▶ _TASK DESCRIPTION_
Only the lines below starting at the one containing "What's the underlying" and ending at the one containing "Enumerate this screenshot's" belong in the answer, each copied exactly.

[TASK INPUTS Boundary: Start]

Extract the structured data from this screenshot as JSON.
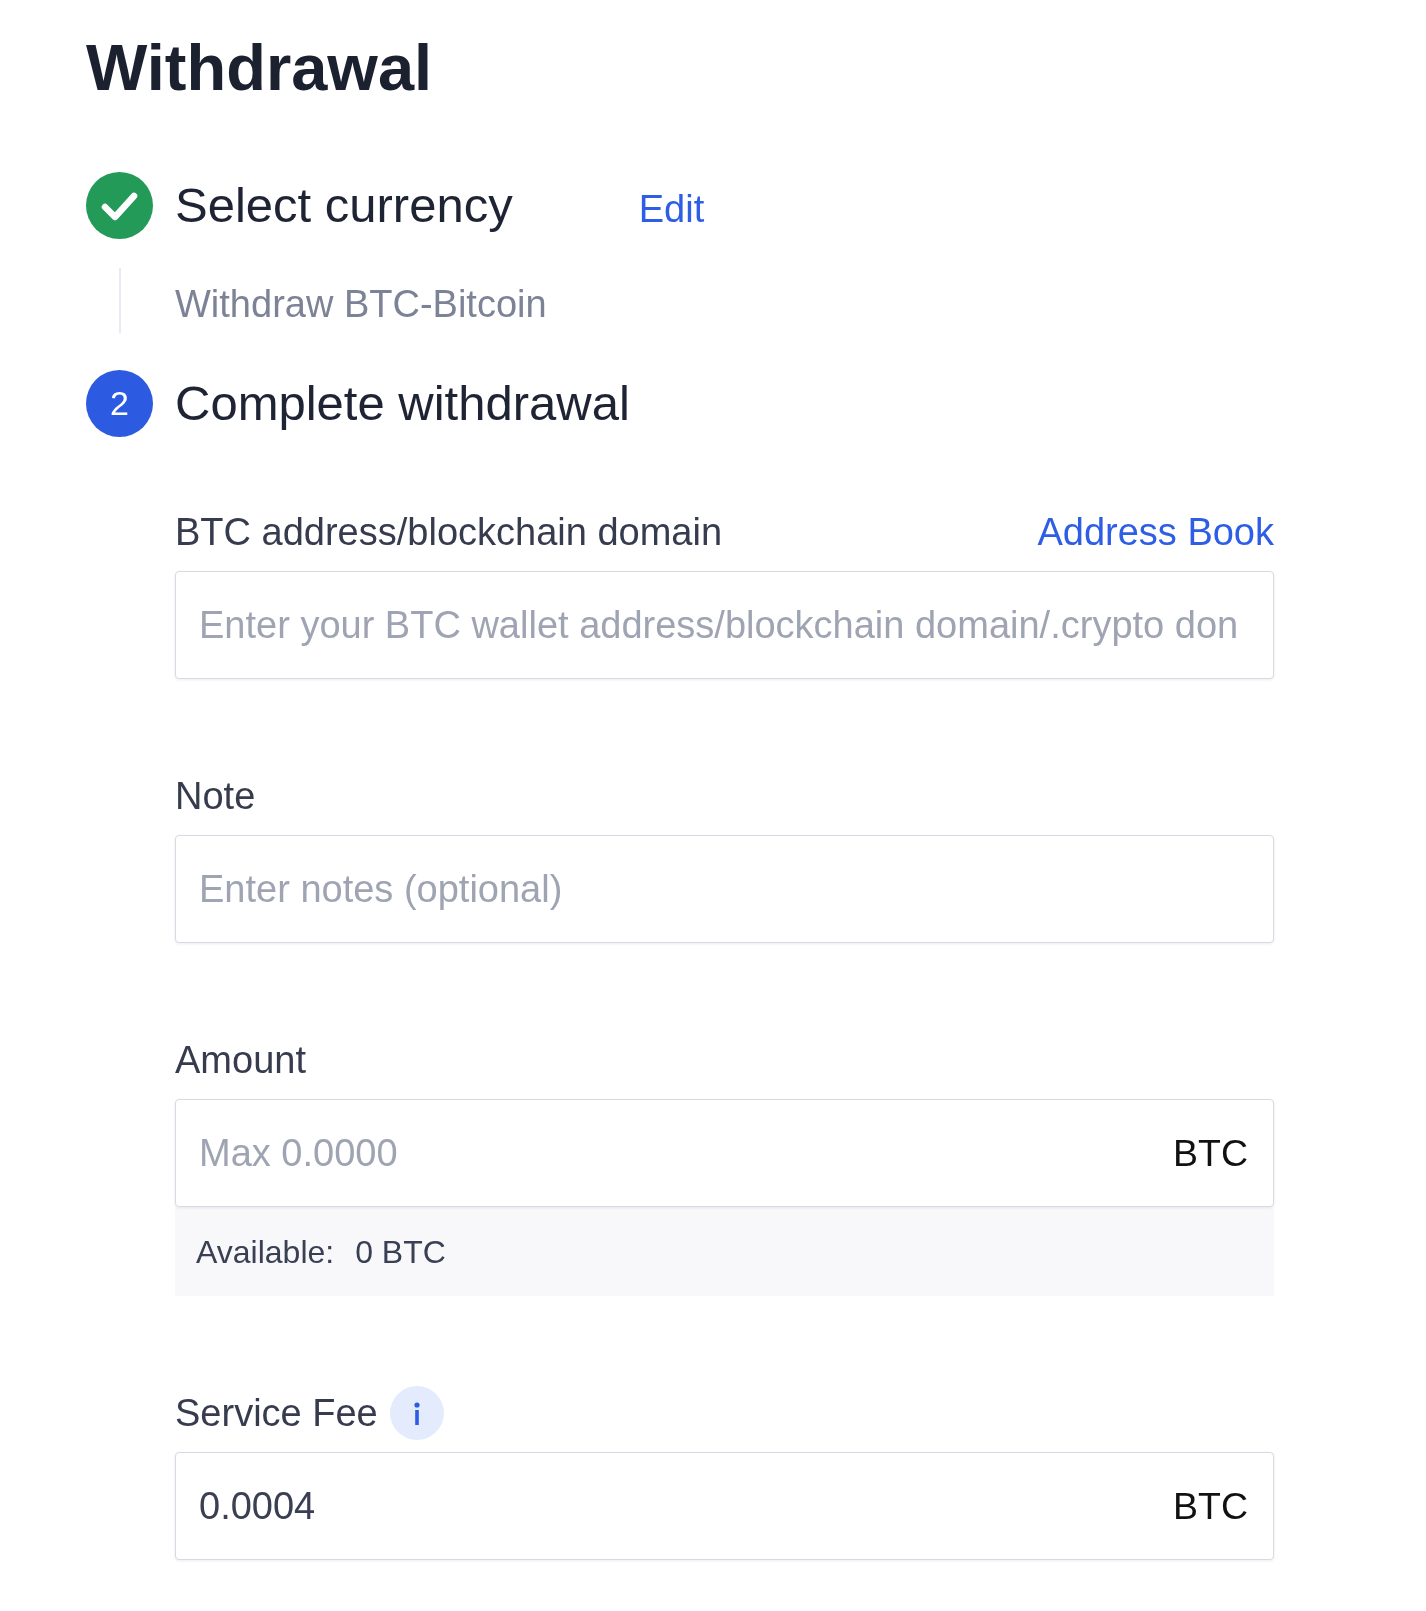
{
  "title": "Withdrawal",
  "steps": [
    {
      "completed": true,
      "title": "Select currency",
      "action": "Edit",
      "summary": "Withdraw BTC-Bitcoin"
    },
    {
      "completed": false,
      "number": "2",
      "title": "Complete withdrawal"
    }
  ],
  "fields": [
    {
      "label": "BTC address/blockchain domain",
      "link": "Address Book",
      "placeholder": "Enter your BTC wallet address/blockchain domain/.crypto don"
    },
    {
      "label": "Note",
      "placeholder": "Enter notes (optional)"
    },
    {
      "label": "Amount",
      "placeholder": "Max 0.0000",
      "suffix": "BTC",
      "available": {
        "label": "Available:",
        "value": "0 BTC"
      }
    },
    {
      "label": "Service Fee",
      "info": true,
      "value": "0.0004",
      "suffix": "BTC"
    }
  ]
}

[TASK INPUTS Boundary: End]
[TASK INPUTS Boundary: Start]

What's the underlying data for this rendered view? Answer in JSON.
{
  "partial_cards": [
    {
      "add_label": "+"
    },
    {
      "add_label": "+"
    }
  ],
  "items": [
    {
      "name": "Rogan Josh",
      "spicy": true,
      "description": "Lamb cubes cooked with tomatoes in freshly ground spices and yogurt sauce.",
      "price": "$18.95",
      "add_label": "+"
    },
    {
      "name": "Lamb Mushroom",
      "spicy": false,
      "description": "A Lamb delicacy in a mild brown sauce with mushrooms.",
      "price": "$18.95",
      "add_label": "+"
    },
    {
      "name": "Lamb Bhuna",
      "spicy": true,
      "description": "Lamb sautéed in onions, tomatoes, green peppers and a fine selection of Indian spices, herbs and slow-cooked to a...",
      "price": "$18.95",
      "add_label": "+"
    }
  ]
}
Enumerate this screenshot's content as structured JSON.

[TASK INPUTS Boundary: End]
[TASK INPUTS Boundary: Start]

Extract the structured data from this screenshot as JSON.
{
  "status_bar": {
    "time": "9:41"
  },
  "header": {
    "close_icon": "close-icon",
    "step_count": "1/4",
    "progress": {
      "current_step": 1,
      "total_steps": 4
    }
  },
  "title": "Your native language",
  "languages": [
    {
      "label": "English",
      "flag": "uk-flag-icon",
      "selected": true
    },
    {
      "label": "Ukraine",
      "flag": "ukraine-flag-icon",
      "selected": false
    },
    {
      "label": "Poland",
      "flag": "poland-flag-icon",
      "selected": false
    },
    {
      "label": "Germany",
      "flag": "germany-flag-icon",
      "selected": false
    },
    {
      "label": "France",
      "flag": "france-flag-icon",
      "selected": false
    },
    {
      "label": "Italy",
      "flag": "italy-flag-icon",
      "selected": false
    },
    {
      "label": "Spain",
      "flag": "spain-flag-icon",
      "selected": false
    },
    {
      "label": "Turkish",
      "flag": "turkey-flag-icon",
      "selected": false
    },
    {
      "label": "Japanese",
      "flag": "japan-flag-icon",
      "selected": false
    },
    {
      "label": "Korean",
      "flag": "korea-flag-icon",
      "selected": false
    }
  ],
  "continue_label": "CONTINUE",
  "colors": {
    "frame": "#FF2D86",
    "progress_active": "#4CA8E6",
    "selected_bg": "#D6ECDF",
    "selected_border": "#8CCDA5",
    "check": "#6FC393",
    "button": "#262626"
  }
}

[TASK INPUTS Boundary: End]

▶ _EXPECTED ANSWER_
What's the underlying data for this rendered view? Answer in JSON.
{
  "partial_cards": [
    {
      "add_label": "+"
    },
    {
      "add_label": "+"
    }
  ],
  "items": [
    {
      "name": "Rogan Josh",
      "spicy": true,
      "description": "Lamb cubes cooked with tomatoes in freshly ground spices and yogurt sauce.",
      "price": "$18.95",
      "add_label": "+"
    },
    {
      "name": "Lamb Mushroom",
      "spicy": false,
      "description": "A Lamb delicacy in a mild brown sauce with mushrooms.",
      "price": "$18.95",
      "add_label": "+"
    },
    {
      "name": "Lamb Bhuna",
      "spicy": true,
      "description": "Lamb sautéed in onions, tomatoes, green peppers and a fine selection of Indian spices, herbs and slow-cooked to a...",
      "price": "$18.95",
      "add_label": "+"
    }
  ]
}
Enumerate this screenshot's content as structured JSON.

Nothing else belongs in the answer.